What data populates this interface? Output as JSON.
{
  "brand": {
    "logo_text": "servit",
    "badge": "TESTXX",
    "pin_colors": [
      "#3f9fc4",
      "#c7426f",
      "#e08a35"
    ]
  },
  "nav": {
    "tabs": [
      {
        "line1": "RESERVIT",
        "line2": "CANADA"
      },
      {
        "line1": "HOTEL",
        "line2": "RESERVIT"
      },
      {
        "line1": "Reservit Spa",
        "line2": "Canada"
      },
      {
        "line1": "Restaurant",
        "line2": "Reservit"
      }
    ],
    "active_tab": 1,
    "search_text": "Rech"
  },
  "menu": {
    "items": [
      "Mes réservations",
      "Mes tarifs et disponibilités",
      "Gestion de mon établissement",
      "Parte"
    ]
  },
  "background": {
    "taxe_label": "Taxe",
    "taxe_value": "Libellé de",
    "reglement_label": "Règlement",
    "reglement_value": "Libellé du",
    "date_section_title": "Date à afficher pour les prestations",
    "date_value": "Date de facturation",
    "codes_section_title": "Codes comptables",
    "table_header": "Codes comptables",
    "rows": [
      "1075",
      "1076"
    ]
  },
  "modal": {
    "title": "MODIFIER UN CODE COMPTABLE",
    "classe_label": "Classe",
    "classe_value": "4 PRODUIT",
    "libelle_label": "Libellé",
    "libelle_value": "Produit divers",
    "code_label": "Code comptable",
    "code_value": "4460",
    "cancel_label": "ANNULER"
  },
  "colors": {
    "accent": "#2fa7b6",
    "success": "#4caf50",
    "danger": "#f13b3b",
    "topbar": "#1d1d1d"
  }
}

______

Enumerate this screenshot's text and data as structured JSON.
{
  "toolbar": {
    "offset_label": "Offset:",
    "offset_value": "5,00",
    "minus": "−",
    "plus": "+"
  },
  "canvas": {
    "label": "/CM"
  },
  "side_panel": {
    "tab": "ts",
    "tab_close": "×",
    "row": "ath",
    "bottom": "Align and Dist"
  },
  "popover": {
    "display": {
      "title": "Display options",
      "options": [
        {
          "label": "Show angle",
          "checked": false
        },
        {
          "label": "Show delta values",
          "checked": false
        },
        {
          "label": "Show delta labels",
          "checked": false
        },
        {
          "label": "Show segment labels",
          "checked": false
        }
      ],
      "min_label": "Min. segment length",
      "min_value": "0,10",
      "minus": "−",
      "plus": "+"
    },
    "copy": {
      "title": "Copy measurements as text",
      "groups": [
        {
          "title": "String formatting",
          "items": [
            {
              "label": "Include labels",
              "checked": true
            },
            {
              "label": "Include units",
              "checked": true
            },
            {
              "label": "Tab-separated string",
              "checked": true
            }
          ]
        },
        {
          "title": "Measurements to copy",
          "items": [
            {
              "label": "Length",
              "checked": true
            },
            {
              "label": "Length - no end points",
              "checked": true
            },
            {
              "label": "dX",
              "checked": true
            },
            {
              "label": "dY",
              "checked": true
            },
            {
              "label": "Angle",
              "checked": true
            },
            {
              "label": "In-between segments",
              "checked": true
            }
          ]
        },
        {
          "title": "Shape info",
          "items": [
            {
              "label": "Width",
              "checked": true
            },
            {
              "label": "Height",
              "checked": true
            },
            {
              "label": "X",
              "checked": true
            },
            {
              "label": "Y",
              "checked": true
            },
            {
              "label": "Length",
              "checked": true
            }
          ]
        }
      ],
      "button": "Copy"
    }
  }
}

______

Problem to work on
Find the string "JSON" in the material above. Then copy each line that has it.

Answer below
What data populates this interface? Output as JSON.
Enumerate this screenshot's text and data as structured JSON.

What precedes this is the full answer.